What to do: Every line of the records that holds the word "XAUUSD" should be copied.

The records:
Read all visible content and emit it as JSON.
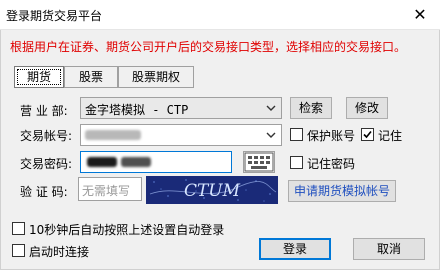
{
  "window": {
    "title": "登录期货交易平台",
    "close_glyph": "✕"
  },
  "notice": "根据用户在证券、期货公司开户后的交易接口类型，选择相应的交易接口。",
  "tabs": [
    {
      "label": "期货",
      "active": true
    },
    {
      "label": "股票",
      "active": false
    },
    {
      "label": "股票期权",
      "active": false
    }
  ],
  "form": {
    "broker_label": "营 业 部:",
    "broker_value": "金字塔模拟 - CTP",
    "search_button": "检索",
    "modify_button": "修改",
    "account_label": "交易帐号:",
    "password_label": "交易密码:",
    "captcha_label": "验 证 码:",
    "captcha_placeholder": "无需填写",
    "captcha_text": "CTUM",
    "protect_account_label": "保护账号",
    "protect_account_checked": false,
    "remember_label": "记住",
    "remember_checked": true,
    "remember_password_label": "记住密码",
    "remember_password_checked": false,
    "apply_sim_account": "申请期货模拟帐号"
  },
  "footer": {
    "auto_login_label": "10秒钟后自动按照上述设置自动登录",
    "auto_login_checked": false,
    "connect_on_start_label": "启动时连接",
    "connect_on_start_checked": false,
    "login_button": "登录",
    "cancel_button": "取消"
  },
  "colors": {
    "notice": "#e00000",
    "captcha_bg": "#1a2a78",
    "captcha_text": "#d8e6ff",
    "accent": "#0078d7"
  },
  "icons": [
    "close-icon",
    "chevron-down-icon",
    "check-icon",
    "keyboard-icon"
  ]
}
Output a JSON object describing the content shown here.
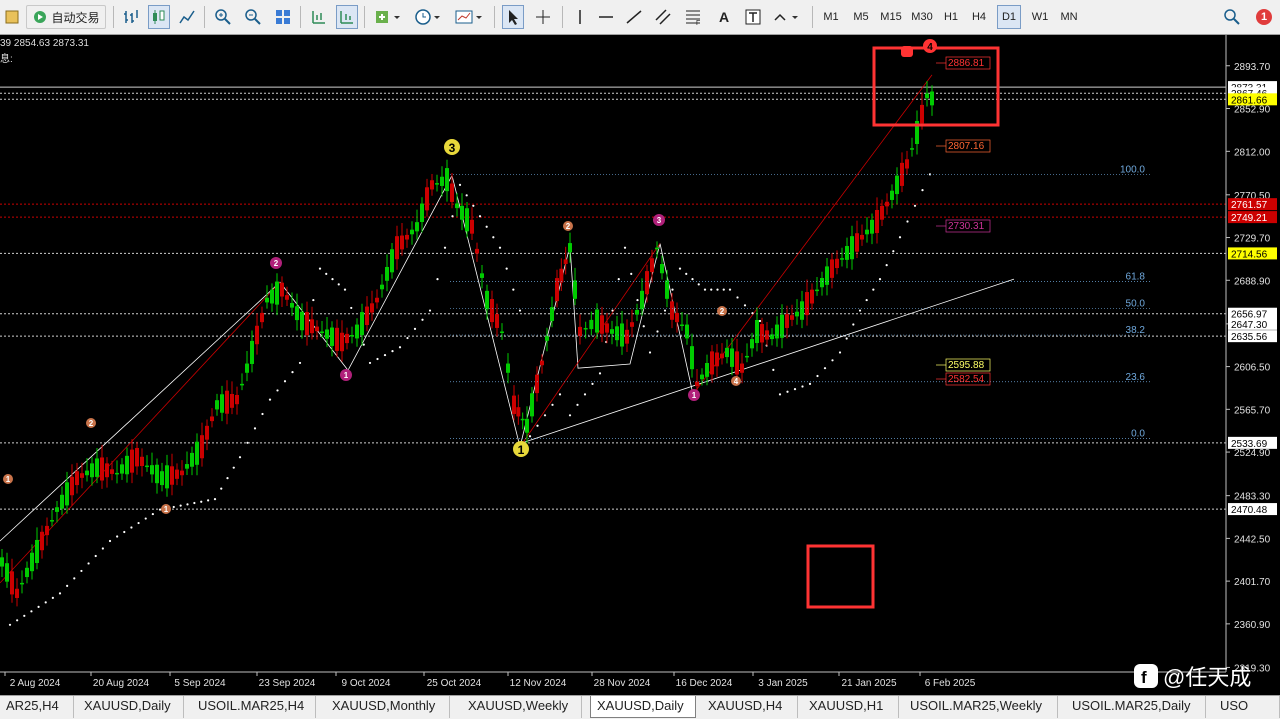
{
  "toolbar": {
    "auto_trading_label": "自动交易",
    "timeframes": [
      "M1",
      "M5",
      "M15",
      "M30",
      "H1",
      "H4",
      "D1",
      "W1",
      "MN"
    ],
    "active_timeframe": "D1",
    "text_tool_label": "A",
    "notification_count": "1"
  },
  "chart_info": {
    "ohlc_partial": "39 2854.63 2873.31",
    "subline": "息:"
  },
  "chart_data": {
    "type": "candlestick",
    "symbol": "XAUUSD",
    "timeframe": "D1",
    "price_axis": [
      "2893.70",
      "2852.90",
      "2812.00",
      "2770.50",
      "2729.70",
      "2688.90",
      "2647.30",
      "2606.50",
      "2565.70",
      "2524.90",
      "2483.30",
      "2442.50",
      "2401.70",
      "2360.90",
      "2319.30"
    ],
    "date_axis": [
      "2 Aug 2024",
      "20 Aug 2024",
      "5 Sep 2024",
      "23 Sep 2024",
      "9 Oct 2024",
      "25 Oct 2024",
      "12 Nov 2024",
      "28 Nov 2024",
      "16 Dec 2024",
      "3 Jan 2025",
      "21 Jan 2025",
      "6 Feb 2025"
    ],
    "price_tags": [
      {
        "text": "2873.31",
        "bg": "#ffffff",
        "fg": "#000000"
      },
      {
        "text": "2867.46",
        "bg": "#ffffff",
        "fg": "#000000"
      },
      {
        "text": "2861.66",
        "bg": "#ffff00",
        "fg": "#000000"
      },
      {
        "text": "2761.57",
        "bg": "#cc0000",
        "fg": "#ffffff"
      },
      {
        "text": "2749.21",
        "bg": "#cc0000",
        "fg": "#ffffff"
      },
      {
        "text": "2714.56",
        "bg": "#ffff00",
        "fg": "#000000"
      },
      {
        "text": "2656.97",
        "bg": "#ffffff",
        "fg": "#000000"
      },
      {
        "text": "2647.30",
        "bg": "#ffffff",
        "fg": "#000000"
      },
      {
        "text": "2635.56",
        "bg": "#ffffff",
        "fg": "#000000"
      },
      {
        "text": "2533.69",
        "bg": "#ffffff",
        "fg": "#000000"
      },
      {
        "text": "2470.48",
        "bg": "#ffffff",
        "fg": "#000000"
      }
    ],
    "chart_labels": [
      {
        "text": "2886.81",
        "color": "#ff3333"
      },
      {
        "text": "2807.16",
        "color": "#ff6633"
      },
      {
        "text": "2730.31",
        "color": "#cc3399"
      },
      {
        "text": "2595.88",
        "color": "#ffff66"
      },
      {
        "text": "2582.54",
        "color": "#ff3333"
      }
    ],
    "fibonacci_levels": [
      "100.0",
      "61.8",
      "50.0",
      "38.2",
      "23.6",
      "0.0"
    ],
    "wave_labels": [
      "1",
      "2",
      "1",
      "2",
      "3",
      "1",
      "2",
      "3",
      "1",
      "2",
      "1",
      "4"
    ],
    "colors": {
      "bull": "#00cc00",
      "bear": "#cc0000",
      "highlight_box": "#ff3333",
      "fib": "#6fa8dc"
    }
  },
  "tabs": [
    "AR25,H4",
    "XAUUSD,Daily",
    "USOIL.MAR25,H4",
    "XAUUSD,Monthly",
    "XAUUSD,Weekly",
    "XAUUSD,Daily",
    "XAUUSD,H4",
    "XAUUSD,H1",
    "USOIL.MAR25,Weekly",
    "USOIL.MAR25,Daily",
    "USO"
  ],
  "active_tab_index": 5,
  "watermark": {
    "text": "@任天成"
  }
}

Output:
    "symbol": "XAUUSD",
    "XAUUSD,Daily",
    "XAUUSD,Monthly",
    "XAUUSD,Weekly",
    "XAUUSD,Daily",
    "XAUUSD,H4",
    "XAUUSD,H1",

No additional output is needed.